TDIU is a program that is granted to Veterans who are unable to work because of their service-related conditions. However, there are a number of ways that can validate a Veteran to be awarded the TDIU even in a scenario that he/she is employed.
When you meet the qualifications linked to the program of the disable, the Veteran Award (VA) rates the qualification to ascertain the amount of compensation you should be given. They use a schedule that is meant for the disabled in rating. Ratings span between 0% – 100% and increment by 10.
The rating depends on how the condition impairs your effort to perform your duties. The highest rating is given at 100% that implies the Veteran is fully disabled. In cases where the Veteran is not able to get a gainful job, yet again they don’t meet the required percentage rating of fully disabled (disability not rated at 100%), TDIU intervene.
The Veteran Award uses Total Disability on Individual Unemployability (TDIU) to understand that a person condition may not be exactly at 100% but encompasses other factors that make the rating to stand at 100%. Hence, the VA is required to take each disable person(s) in a different perspective when it comes to dealing with TDIU not only by using the rating schedule.
The schedule is not meant to ascertain whether the average individual would be able to work under certain conditions. In order to determine the Veteran’s rightful entitlement, TDIU is used on the individual capabilities, irrespective of the average person’s earnings if he/she could be left jobless facing the same condition.
The factors below are taken into consideration when determining the TDIU Entitlement;
-Duration of incapacity
-The time lost as a result of the disability
-The Person’s employment chronicle
-The current employment status of the Veteran
-The annual income of the Veteran accrued from the employment
The most useful thing that the Veteran must be able to prove is their inability to get “Significantly helpful employment”. Gainful employment will involve a scenario where the disabled individual is working and making more than the normal person.
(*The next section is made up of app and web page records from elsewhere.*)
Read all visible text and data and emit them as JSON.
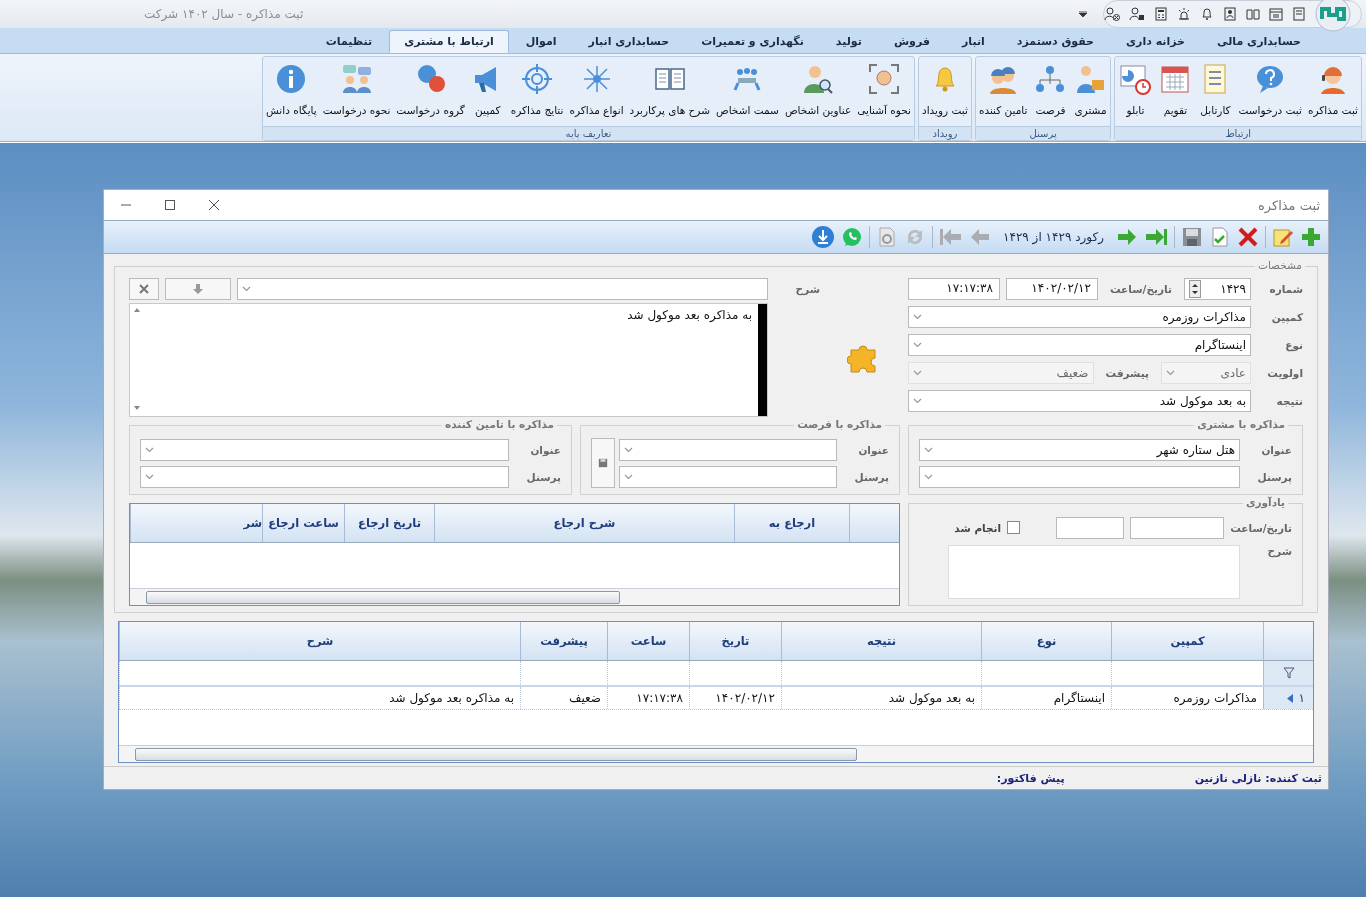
{
  "app": {
    "title": "ثبت مذاکره - سال ۱۴۰۲ شرکت"
  },
  "menu_tabs": [
    {
      "label": "حسابداری مالی",
      "selected": false
    },
    {
      "label": "خزانه داری",
      "selected": false
    },
    {
      "label": "حقوق دستمزد",
      "selected": false
    },
    {
      "label": "انبار",
      "selected": false
    },
    {
      "label": "فروش",
      "selected": false
    },
    {
      "label": "تولید",
      "selected": false
    },
    {
      "label": "نگهداری و تعمیرات",
      "selected": false
    },
    {
      "label": "حسابداری انبار",
      "selected": false
    },
    {
      "label": "اموال",
      "selected": false
    },
    {
      "label": "ارتباط با مشتری",
      "selected": true
    },
    {
      "label": "تنظیمات",
      "selected": false
    }
  ],
  "ribbon_groups": [
    {
      "title": "ارتباط",
      "buttons": [
        {
          "label": "ثبت مذاکره",
          "kind": "agent"
        },
        {
          "label": "ثبت درخواست",
          "kind": "help"
        },
        {
          "label": "کارتابل",
          "kind": "checklist"
        },
        {
          "label": "تقویم",
          "kind": "calendar"
        },
        {
          "label": "تابلو",
          "kind": "board"
        }
      ]
    },
    {
      "title": "پرسنل",
      "buttons": [
        {
          "label": "مشتری",
          "kind": "customer"
        },
        {
          "label": "فرصت",
          "kind": "org"
        },
        {
          "label": "تامین کننده",
          "kind": "workers"
        }
      ]
    },
    {
      "title": "رویداد",
      "buttons": [
        {
          "label": "ثبت رویداد",
          "kind": "bell"
        }
      ]
    },
    {
      "title": "تعاریف پایه",
      "buttons": [
        {
          "label": "نحوه آشنایی",
          "kind": "face"
        },
        {
          "label": "عناوین اشخاص",
          "kind": "search-person"
        },
        {
          "label": "سمت اشخاص",
          "kind": "meeting"
        },
        {
          "label": "شرح های پرکاربرد",
          "kind": "book"
        },
        {
          "label": "انواع مذاکره",
          "kind": "hub"
        },
        {
          "label": "نتایج مذاکره",
          "kind": "target"
        },
        {
          "label": "کمپین",
          "kind": "megaphone"
        },
        {
          "label": "گروه درخواست",
          "kind": "qa"
        },
        {
          "label": "نحوه درخواست",
          "kind": "people-chat"
        },
        {
          "label": "پایگاه دانش",
          "kind": "info"
        }
      ]
    }
  ],
  "dialog": {
    "title": "ثبت مذاکره",
    "record": "رکورد ۱۴۲۹ از ۱۴۲۹",
    "details": {
      "title": "مشخصات",
      "number": {
        "label": "شماره",
        "value": "۱۴۲۹"
      },
      "datetime": {
        "label": "تاریخ/ساعت",
        "date": "۱۴۰۲/۰۲/۱۲",
        "time": "۱۷:۱۷:۳۸"
      },
      "campaign": {
        "label": "کمپین",
        "value": "مذاکرات روزمره",
        "disabled": false
      },
      "type": {
        "label": "نوع",
        "value": "اینستاگرام",
        "disabled": false
      },
      "priority": {
        "label": "اولویت",
        "value": "عادی",
        "disabled": true
      },
      "progress": {
        "label": "پیشرفت",
        "value": "ضعیف",
        "disabled": true
      },
      "result": {
        "label": "نتیجه",
        "value": "به بعد موکول شد",
        "disabled": false
      },
      "description": {
        "label": "شرح",
        "text": "به مذاکره بعد موکول شد"
      }
    },
    "contact_groups": [
      {
        "title": "مذاکره با مشتری",
        "save_button": false,
        "fields": [
          {
            "label": "عنوان",
            "value": "هتل ستاره شهر"
          },
          {
            "label": "پرسنل"
          }
        ]
      },
      {
        "title": "مذاکره با فرصت",
        "save_button": true,
        "fields": [
          {
            "label": "عنوان"
          },
          {
            "label": "پرسنل"
          }
        ]
      },
      {
        "title": "مذاکره با تامین کننده",
        "save_button": false,
        "fields": [
          {
            "label": "عنوان"
          },
          {
            "label": "پرسنل"
          }
        ]
      }
    ],
    "referrals": {
      "columns": [
        "ارجاع به",
        "شرح ارجاع",
        "تاریخ ارجاع",
        "ساعت ارجاع",
        "شر"
      ]
    },
    "reminder": {
      "title": "یادآوری",
      "datetime_label": "تاریخ/ساعت",
      "done": {
        "label": "انجام شد",
        "checked": false
      },
      "description_label": "شرح"
    },
    "grid": {
      "columns": [
        "کمپین",
        "نوع",
        "نتیجه",
        "تاریخ",
        "ساعت",
        "پیشرفت",
        "شرح"
      ],
      "rows": [
        {
          "number": "۱",
          "current": true,
          "cells": [
            "مذاکرات روزمره",
            "اینستاگرام",
            "به بعد موکول شد",
            "۱۴۰۲/۰۲/۱۲",
            "۱۷:۱۷:۳۸",
            "ضعیف",
            "به مذاکره بعد موکول شد"
          ]
        }
      ]
    },
    "status": {
      "created_by": "ثبت کننده: نازلی نازنین",
      "invoice": "پیش فاکتور:"
    }
  }
}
Hence will lower the chances of him/her to benefit from IU.
There are other instances, where Veterans work and are capable to qualify to be awarded. For instance, Marginal jobs. This involves circumstances where individuals earn annual income below the poverty level for each individual. A good example of Marginal employment is when a Veteran is single at an age under 65, and the annual income is below $12,331.
If you are entitled to a job of this kind, then you are automatically unable to benefit from TDIU but your employment will be evaluated by VA. They’ll scrutinize to ascertain that your work is capable of producing income above the poverty level as you had declared.
If you are working on a part-time basis, you would want to make consideration and show the VA that you wouldn’t be able to do the job with the schedules involve or for the period that would be needed to bring helpful employment.